┌─ GIVEN RECORDS

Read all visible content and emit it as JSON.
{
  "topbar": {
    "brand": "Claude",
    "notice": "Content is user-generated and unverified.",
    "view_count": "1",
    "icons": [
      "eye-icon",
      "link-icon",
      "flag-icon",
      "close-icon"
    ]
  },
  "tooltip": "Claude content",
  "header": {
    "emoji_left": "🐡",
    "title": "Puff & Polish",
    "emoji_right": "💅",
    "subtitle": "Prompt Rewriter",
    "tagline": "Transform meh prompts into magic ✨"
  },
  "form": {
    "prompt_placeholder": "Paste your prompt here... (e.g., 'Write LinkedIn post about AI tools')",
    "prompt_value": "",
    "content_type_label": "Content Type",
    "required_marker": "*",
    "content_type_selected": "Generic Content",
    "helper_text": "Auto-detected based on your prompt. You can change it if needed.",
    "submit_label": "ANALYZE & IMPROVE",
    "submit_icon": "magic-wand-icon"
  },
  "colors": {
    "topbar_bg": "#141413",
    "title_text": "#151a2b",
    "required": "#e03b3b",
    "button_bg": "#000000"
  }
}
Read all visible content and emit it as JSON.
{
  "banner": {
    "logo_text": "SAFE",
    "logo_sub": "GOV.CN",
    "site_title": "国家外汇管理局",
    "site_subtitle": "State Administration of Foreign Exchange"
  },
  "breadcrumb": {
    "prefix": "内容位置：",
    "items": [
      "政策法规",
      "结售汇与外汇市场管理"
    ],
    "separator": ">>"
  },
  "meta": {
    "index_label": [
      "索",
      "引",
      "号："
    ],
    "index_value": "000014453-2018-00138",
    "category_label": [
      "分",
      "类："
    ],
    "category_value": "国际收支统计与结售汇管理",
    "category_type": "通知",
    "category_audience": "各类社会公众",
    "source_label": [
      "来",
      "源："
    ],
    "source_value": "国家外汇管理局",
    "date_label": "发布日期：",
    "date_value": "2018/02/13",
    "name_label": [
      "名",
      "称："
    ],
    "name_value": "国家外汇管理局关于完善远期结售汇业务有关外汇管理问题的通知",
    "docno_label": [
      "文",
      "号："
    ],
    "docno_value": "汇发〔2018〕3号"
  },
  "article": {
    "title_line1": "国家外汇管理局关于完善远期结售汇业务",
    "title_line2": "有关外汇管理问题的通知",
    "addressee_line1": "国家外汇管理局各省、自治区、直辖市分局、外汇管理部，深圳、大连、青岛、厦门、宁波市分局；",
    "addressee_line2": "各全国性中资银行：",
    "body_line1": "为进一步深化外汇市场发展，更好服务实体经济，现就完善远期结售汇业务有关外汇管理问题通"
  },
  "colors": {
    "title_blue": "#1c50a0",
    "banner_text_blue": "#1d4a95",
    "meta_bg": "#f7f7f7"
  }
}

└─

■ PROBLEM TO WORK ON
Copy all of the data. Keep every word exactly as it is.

■ OUTPUT FOR THIS EXERCISE
Read all visible content and emit it as JSON.
{
  "topbar": {
    "brand": "Claude",
    "notice": "Content is user-generated and unverified.",
    "view_count": "1",
    "icons": [
      "eye-icon",
      "link-icon",
      "flag-icon",
      "close-icon"
    ]
  },
  "tooltip": "Claude content",
  "header": {
    "emoji_left": "🐡",
    "title": "Puff & Polish",
    "emoji_right": "💅",
    "subtitle": "Prompt Rewriter",
    "tagline": "Transform meh prompts into magic ✨"
  },
  "form": {
    "prompt_placeholder": "Paste your prompt here... (e.g., 'Write LinkedIn post about AI tools')",
    "prompt_value": "",
    "content_type_label": "Content Type",
    "required_marker": "*",
    "content_type_selected": "Generic Content",
    "helper_text": "Auto-detected based on your prompt. You can change it if needed.",
    "submit_label": "ANALYZE & IMPROVE",
    "submit_icon": "magic-wand-icon"
  },
  "colors": {
    "topbar_bg": "#141413",
    "title_text": "#151a2b",
    "required": "#e03b3b",
    "button_bg": "#000000"
  }
}
Read all visible content and emit it as JSON.
{
  "banner": {
    "logo_text": "SAFE",
    "logo_sub": "GOV.CN",
    "site_title": "国家外汇管理局",
    "site_subtitle": "State Administration of Foreign Exchange"
  },
  "breadcrumb": {
    "prefix": "内容位置：",
    "items": [
      "政策法规",
      "结售汇与外汇市场管理"
    ],
    "separator": ">>"
  },
  "meta": {
    "index_label": [
      "索",
      "引",
      "号："
    ],
    "index_value": "000014453-2018-00138",
    "category_label": [
      "分",
      "类："
    ],
    "category_value": "国际收支统计与结售汇管理",
    "category_type": "通知",
    "category_audience": "各类社会公众",
    "source_label": [
      "来",
      "源："
    ],
    "source_value": "国家外汇管理局",
    "date_label": "发布日期：",
    "date_value": "2018/02/13",
    "name_label": [
      "名",
      "称："
    ],
    "name_value": "国家外汇管理局关于完善远期结售汇业务有关外汇管理问题的通知",
    "docno_label": [
      "文",
      "号："
    ],
    "docno_value": "汇发〔2018〕3号"
  },
  "article": {
    "title_line1": "国家外汇管理局关于完善远期结售汇业务",
    "title_line2": "有关外汇管理问题的通知",
    "addressee_line1": "国家外汇管理局各省、自治区、直辖市分局、外汇管理部，深圳、大连、青岛、厦门、宁波市分局；",
    "addressee_line2": "各全国性中资银行：",
    "body_line1": "为进一步深化外汇市场发展，更好服务实体经济，现就完善远期结售汇业务有关外汇管理问题通"
  },
  "colors": {
    "title_blue": "#1c50a0",
    "banner_text_blue": "#1d4a95",
    "meta_bg": "#f7f7f7"
  }
}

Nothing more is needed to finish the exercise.